** Data entries **
===

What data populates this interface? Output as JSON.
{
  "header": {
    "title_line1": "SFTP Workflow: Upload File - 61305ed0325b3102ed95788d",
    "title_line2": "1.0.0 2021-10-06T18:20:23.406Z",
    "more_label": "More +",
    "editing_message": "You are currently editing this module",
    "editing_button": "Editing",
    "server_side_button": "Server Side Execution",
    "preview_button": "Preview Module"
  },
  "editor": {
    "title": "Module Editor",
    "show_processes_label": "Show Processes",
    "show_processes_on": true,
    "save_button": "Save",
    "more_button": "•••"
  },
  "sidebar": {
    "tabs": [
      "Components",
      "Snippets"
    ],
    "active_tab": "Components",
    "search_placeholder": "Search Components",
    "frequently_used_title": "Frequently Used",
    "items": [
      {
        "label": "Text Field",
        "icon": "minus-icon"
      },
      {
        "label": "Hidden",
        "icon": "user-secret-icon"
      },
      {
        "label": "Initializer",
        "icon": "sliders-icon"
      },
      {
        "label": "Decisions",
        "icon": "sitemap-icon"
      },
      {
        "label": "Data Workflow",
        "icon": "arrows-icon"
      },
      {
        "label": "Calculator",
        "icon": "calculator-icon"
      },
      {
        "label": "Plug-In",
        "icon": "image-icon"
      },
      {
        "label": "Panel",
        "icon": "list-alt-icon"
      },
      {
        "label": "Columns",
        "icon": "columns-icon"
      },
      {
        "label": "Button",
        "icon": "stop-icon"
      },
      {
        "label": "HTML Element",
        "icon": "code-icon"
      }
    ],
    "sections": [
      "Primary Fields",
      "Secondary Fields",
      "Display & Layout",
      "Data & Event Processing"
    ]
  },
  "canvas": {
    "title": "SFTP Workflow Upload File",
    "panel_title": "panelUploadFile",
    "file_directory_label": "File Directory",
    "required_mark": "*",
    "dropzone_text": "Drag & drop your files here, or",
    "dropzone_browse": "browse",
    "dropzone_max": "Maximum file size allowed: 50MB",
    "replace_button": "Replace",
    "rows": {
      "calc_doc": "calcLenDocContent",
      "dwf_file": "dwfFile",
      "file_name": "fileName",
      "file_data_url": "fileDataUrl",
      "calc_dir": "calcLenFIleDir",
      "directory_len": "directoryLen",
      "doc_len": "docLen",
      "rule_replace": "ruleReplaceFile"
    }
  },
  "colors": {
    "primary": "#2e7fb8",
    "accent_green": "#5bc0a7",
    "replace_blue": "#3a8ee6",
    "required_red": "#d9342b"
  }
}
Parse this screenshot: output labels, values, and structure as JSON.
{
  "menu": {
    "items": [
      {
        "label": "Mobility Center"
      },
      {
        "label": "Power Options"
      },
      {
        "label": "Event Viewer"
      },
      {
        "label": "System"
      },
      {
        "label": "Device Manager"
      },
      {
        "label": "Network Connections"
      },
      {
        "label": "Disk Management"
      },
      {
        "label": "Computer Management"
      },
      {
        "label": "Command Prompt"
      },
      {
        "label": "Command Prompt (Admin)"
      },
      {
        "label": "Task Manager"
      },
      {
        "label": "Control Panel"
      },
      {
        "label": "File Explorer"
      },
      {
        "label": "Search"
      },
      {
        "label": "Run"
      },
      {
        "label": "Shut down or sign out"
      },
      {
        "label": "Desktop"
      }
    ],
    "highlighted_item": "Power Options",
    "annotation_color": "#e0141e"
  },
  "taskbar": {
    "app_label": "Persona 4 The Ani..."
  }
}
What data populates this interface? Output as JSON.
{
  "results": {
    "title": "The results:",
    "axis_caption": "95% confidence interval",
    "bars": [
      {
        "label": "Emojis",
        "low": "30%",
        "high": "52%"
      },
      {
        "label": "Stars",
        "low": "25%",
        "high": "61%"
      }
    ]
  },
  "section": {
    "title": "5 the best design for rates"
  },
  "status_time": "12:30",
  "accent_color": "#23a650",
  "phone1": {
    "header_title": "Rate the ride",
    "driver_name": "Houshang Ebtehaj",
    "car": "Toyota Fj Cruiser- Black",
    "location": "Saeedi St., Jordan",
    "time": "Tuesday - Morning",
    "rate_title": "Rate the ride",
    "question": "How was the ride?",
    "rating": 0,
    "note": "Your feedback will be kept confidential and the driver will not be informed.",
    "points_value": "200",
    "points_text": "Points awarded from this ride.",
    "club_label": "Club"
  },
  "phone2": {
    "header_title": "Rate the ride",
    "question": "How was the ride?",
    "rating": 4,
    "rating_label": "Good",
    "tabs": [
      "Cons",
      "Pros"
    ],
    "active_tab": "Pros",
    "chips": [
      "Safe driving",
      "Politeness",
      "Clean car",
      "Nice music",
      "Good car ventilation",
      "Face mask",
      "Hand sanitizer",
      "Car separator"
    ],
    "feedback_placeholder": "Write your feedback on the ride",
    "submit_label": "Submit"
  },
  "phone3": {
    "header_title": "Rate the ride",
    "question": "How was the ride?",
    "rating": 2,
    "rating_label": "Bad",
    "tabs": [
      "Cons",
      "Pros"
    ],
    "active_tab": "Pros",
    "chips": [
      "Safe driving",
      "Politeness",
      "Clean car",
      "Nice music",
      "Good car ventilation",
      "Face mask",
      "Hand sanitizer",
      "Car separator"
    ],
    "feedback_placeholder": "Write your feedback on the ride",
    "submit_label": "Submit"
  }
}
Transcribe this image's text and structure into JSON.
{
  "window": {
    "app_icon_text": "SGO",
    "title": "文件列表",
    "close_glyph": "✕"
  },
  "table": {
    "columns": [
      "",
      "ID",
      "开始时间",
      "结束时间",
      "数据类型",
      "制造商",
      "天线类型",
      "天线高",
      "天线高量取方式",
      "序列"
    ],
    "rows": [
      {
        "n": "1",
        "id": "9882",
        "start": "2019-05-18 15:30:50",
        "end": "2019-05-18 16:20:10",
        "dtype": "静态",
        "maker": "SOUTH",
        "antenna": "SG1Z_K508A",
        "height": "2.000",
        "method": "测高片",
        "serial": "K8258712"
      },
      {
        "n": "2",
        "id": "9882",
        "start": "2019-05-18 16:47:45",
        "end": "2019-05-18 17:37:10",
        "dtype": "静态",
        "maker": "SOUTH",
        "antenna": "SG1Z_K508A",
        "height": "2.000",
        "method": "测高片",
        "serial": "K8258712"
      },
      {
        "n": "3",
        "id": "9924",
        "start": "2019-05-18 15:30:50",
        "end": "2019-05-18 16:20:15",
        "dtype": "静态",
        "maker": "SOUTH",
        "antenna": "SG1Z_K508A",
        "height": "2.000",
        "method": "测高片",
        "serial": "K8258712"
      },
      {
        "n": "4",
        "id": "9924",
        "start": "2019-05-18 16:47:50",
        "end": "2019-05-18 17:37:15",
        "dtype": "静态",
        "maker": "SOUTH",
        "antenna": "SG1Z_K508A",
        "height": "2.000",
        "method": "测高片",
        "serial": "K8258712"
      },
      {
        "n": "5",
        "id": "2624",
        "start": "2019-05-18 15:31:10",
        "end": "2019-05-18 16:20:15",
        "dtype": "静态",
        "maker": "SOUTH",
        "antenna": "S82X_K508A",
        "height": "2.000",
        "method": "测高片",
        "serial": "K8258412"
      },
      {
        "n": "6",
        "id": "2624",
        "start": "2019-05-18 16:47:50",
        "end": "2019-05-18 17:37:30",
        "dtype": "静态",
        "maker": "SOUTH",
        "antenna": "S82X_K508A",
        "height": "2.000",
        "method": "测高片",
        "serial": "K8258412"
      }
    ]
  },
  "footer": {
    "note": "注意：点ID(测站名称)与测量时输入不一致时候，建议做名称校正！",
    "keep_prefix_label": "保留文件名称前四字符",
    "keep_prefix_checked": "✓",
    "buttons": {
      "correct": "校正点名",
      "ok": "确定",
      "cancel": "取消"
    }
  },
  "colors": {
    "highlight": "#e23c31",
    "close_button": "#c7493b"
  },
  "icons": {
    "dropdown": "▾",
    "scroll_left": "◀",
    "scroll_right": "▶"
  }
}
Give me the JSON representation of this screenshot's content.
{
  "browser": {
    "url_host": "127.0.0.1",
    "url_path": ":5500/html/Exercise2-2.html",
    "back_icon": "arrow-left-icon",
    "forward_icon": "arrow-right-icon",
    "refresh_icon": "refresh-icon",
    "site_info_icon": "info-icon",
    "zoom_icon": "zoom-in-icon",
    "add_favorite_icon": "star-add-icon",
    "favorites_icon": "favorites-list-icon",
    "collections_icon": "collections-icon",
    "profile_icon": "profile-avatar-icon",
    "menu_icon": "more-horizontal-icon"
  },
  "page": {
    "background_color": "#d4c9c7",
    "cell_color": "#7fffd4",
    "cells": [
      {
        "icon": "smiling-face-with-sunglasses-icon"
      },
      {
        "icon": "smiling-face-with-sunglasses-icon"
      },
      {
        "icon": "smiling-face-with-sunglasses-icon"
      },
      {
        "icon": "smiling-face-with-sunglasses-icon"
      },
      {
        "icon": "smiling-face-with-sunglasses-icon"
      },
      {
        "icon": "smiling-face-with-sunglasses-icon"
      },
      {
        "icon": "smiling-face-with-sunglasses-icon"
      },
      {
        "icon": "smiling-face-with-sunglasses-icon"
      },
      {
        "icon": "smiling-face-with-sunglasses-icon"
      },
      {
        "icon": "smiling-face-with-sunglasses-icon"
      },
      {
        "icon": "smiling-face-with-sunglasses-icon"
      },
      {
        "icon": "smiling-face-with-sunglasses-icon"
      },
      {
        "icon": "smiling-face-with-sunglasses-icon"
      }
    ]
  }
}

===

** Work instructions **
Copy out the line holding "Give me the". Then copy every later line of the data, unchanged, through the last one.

** Written reply **
Give me the JSON representation of this screenshot's content.
{
  "browser": {
    "url_host": "127.0.0.1",
    "url_path": ":5500/html/Exercise2-2.html",
    "back_icon": "arrow-left-icon",
    "forward_icon": "arrow-right-icon",
    "refresh_icon": "refresh-icon",
    "site_info_icon": "info-icon",
    "zoom_icon": "zoom-in-icon",
    "add_favorite_icon": "star-add-icon",
    "favorites_icon": "favorites-list-icon",
    "collections_icon": "collections-icon",
    "profile_icon": "profile-avatar-icon",
    "menu_icon": "more-horizontal-icon"
  },
  "page": {
    "background_color": "#d4c9c7",
    "cell_color": "#7fffd4",
    "cells": [
      {
        "icon": "smiling-face-with-sunglasses-icon"
      },
      {
        "icon": "smiling-face-with-sunglasses-icon"
      },
      {
        "icon": "smiling-face-with-sunglasses-icon"
      },
      {
        "icon": "smiling-face-with-sunglasses-icon"
      },
      {
        "icon": "smiling-face-with-sunglasses-icon"
      },
      {
        "icon": "smiling-face-with-sunglasses-icon"
      },
      {
        "icon": "smiling-face-with-sunglasses-icon"
      },
      {
        "icon": "smiling-face-with-sunglasses-icon"
      },
      {
        "icon": "smiling-face-with-sunglasses-icon"
      },
      {
        "icon": "smiling-face-with-sunglasses-icon"
      },
      {
        "icon": "smiling-face-with-sunglasses-icon"
      },
      {
        "icon": "smiling-face-with-sunglasses-icon"
      },
      {
        "icon": "smiling-face-with-sunglasses-icon"
      }
    ]
  }
}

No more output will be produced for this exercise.